This is some months old, but I recently ran across a spectacular piece of wrongheaded analysis by Christianity Today:
The article concentrates on just the last 10 years, but claims no change for evangelicals “despite Trump.” Hmmmm. For 2016-18, the biennial survey shows a drop for evangelicals, a bump for mainline Protestants, and the continued rise of “no religion.” How is that “no decline”? And looking at the past decade, I see a lot of ups and downs that add up to a general decline. Here’s the graphic from that article that I doctored up:
First, notice “the change” in 1980-85, which I’ve drawn a rectangle around. Evangelical and mainline shares of the population reversed in five years. Why? Remember that this poll doesn’t reflect actual church attendance, but denominational identification. Essentially, during the heady days of Reagan’s first term and the Moral Majority, a whole bunch of people switched their religious identification from mainline to evangelical.

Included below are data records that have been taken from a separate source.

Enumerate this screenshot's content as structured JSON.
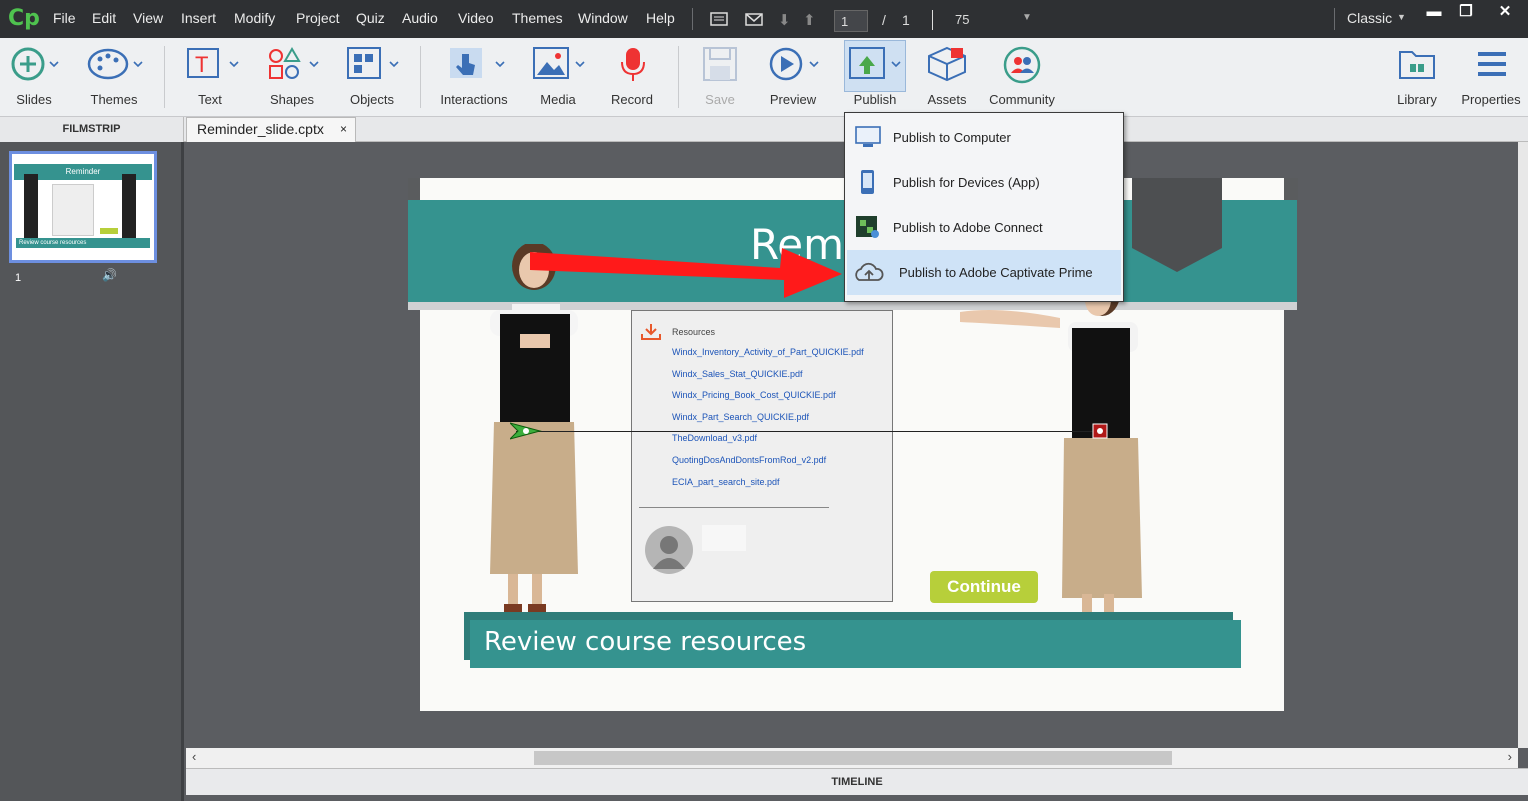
{
  "app": {
    "logo": "Cp"
  },
  "menubar": {
    "items": [
      "File",
      "Edit",
      "View",
      "Insert",
      "Modify",
      "Project",
      "Quiz",
      "Audio",
      "Video",
      "Themes",
      "Window",
      "Help"
    ],
    "slide_current": "1",
    "slide_separator": "/",
    "slide_total": "1",
    "zoom": "75",
    "workspace": "Classic"
  },
  "toolbar": {
    "slides": "Slides",
    "themes": "Themes",
    "text": "Text",
    "shapes": "Shapes",
    "objects": "Objects",
    "interactions": "Interactions",
    "media": "Media",
    "record": "Record",
    "save": "Save",
    "preview": "Preview",
    "publish": "Publish",
    "assets": "Assets",
    "community": "Community",
    "library": "Library",
    "properties": "Properties"
  },
  "filmstrip": {
    "header": "FILMSTRIP",
    "slide_number": "1",
    "thumb_title": "Reminder",
    "thumb_footer": "Review course resources"
  },
  "document_tab": {
    "name": "Reminder_slide.cptx",
    "close": "×"
  },
  "publish_menu": {
    "items": [
      "Publish to Computer",
      "Publish for Devices (App)",
      "Publish to Adobe Connect",
      "Publish to Adobe Captivate Prime"
    ],
    "highlighted_index": 3
  },
  "slide": {
    "title_partial": "Rem",
    "resources": {
      "heading": "Resources",
      "links": [
        "Windx_Inventory_Activity_of_Part_QUICKIE.pdf",
        "Windx_Sales_Stat_QUICKIE.pdf",
        "Windx_Pricing_Book_Cost_QUICKIE.pdf",
        "Windx_Part_Search_QUICKIE.pdf",
        "TheDownload_v3.pdf",
        "QuotingDosAndDontsFromRod_v2.pdf",
        "ECIA_part_search_site.pdf"
      ]
    },
    "continue_button": "Continue",
    "banner": "Review course resources"
  },
  "timeline": {
    "label": "TIMELINE"
  },
  "colors": {
    "teal": "#35938f",
    "accent_red": "#ff1a1a",
    "continue_green": "#b7cf3a",
    "menu_highlight": "#cfe3f7"
  }
}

Practically overnight, evangelicals were the largest religious group. Since then, they have been patting themselves on the back for “holding the line” and blaming the decline of mainline denominations on their liberal theology. Nope. The change was driven by politics and culture, not doctrine and theology.

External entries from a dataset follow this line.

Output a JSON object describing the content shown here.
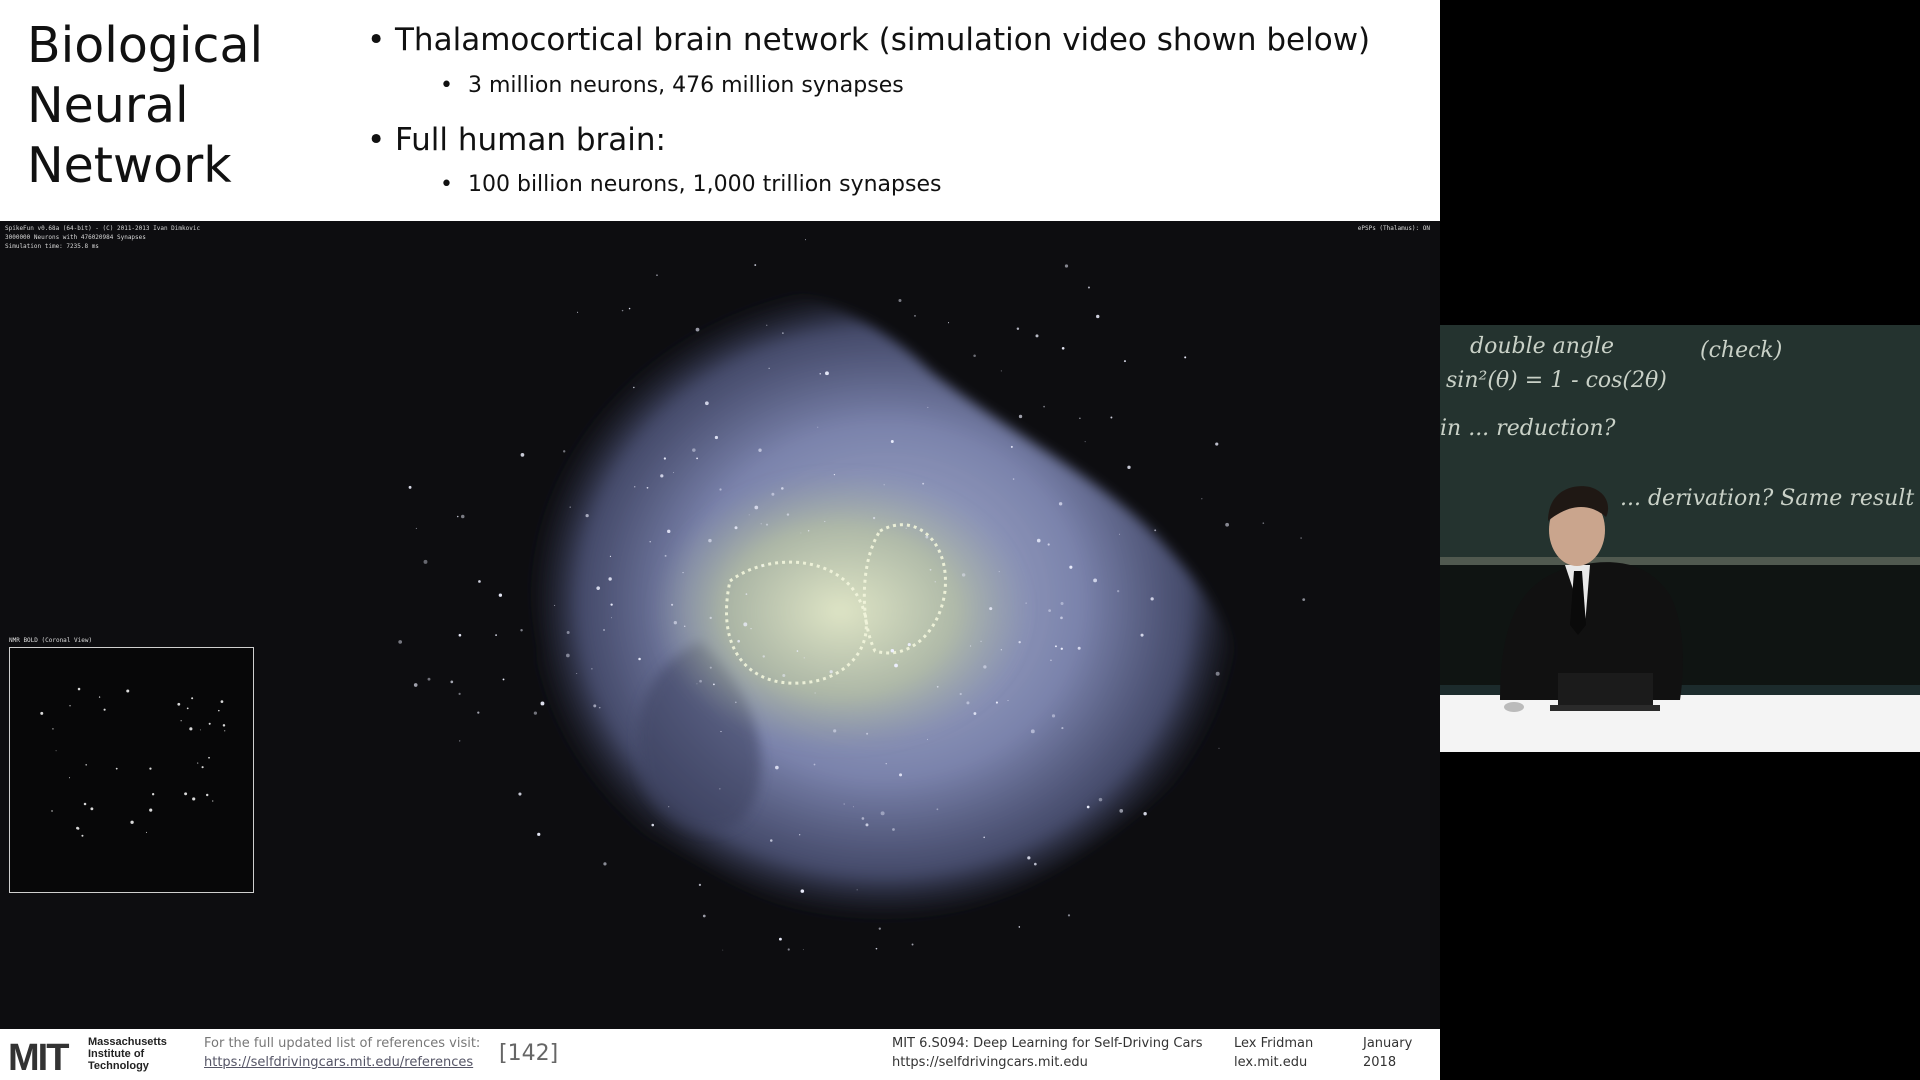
{
  "slide": {
    "title_lines": [
      "Biological",
      "Neural",
      "Network"
    ],
    "bullets": [
      {
        "text": "Thalamocortical brain network (simulation video shown below)",
        "sub": [
          "3 million neurons, 476 million synapses"
        ]
      },
      {
        "text": "Full human brain:",
        "sub": [
          "100 billion neurons, 1,000 trillion synapses"
        ]
      }
    ],
    "bullet_glyph": "•"
  },
  "video": {
    "header_left": [
      "SpikeFun v0.68a (64-bit) - (C) 2011-2013 Ivan Dimkovic",
      "3000000 Neurons with 476020984 Synapses",
      "Simulation time: 7235.8 ms"
    ],
    "header_right": "ePSPs (Thalamus): ON",
    "minimap_label": "NMR BOLD (Coronal View)"
  },
  "footer": {
    "logo_text": "MIT",
    "institute": [
      "Massachusetts",
      "Institute of",
      "Technology"
    ],
    "refs_label": "For the full updated list of references visit:",
    "refs_url": "https://selfdrivingcars.mit.edu/references",
    "ref_number": "[142]",
    "course": "MIT 6.S094: Deep Learning for Self-Driving Cars",
    "course_url": "https://selfdrivingcars.mit.edu",
    "author": "Lex Fridman",
    "author_url": "lex.mit.edu",
    "month": "January",
    "year": "2018"
  },
  "camera": {
    "chalk_lines": [
      "double angle",
      "(check)",
      "sin²(θ) = 1 - cos(2θ)",
      "in ... reduction?",
      "... derivation? Same result"
    ]
  },
  "colors": {
    "accent_header_bg": "#ffffff",
    "video_bg": "#0d0d10",
    "brain_blue": "#8a93c4",
    "brain_core": "#b7c2a0",
    "chalkboard": "#24332f"
  }
}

The dotted lines that I have drawn are not true trend lines. All that I did was put a dot at 1985 and connect it to the most recent survey. Even with that crude methodology, it’s not hard to see that Evangelicals have been in a steady decline for 35 years, though not as steep as the mainline denominations. We haven’t yet seen the true impact of this administration. It’s far too early to be claiming “No Decline!”